(Entries from a dataset of interfaces)
────────

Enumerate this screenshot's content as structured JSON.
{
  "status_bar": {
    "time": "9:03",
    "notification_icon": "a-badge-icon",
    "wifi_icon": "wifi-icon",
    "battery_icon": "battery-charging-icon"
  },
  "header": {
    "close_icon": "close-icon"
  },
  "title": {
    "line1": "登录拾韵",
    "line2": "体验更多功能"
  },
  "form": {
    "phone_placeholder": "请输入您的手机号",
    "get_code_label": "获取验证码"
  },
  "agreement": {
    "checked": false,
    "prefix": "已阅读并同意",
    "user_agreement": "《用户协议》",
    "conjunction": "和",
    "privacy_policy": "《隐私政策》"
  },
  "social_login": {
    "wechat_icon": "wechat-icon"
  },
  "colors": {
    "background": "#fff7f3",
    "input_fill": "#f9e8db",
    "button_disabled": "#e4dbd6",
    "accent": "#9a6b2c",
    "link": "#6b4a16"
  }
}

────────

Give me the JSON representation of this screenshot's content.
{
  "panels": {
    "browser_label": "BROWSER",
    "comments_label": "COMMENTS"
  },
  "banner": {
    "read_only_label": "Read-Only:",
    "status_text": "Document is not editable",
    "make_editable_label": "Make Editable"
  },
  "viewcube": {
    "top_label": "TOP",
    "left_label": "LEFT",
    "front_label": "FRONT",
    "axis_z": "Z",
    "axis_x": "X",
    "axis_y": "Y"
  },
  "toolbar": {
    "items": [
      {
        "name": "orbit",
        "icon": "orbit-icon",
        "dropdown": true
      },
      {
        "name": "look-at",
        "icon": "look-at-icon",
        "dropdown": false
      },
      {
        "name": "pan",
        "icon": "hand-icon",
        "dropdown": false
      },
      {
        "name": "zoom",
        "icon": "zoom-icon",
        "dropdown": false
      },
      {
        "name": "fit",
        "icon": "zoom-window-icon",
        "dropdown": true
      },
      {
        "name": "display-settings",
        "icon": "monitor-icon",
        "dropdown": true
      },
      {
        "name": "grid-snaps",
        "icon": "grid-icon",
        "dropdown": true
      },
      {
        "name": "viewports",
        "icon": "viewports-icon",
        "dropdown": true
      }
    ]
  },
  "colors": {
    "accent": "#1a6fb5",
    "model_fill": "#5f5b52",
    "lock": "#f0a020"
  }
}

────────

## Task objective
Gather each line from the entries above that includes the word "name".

## Response to the exercise
        "name": "orbit",
        "name": "look-at",
        "name": "pan",
        "name": "zoom",
        "name": "fit",
        "name": "display-settings",
        "name": "grid-snaps",
        "name": "viewports",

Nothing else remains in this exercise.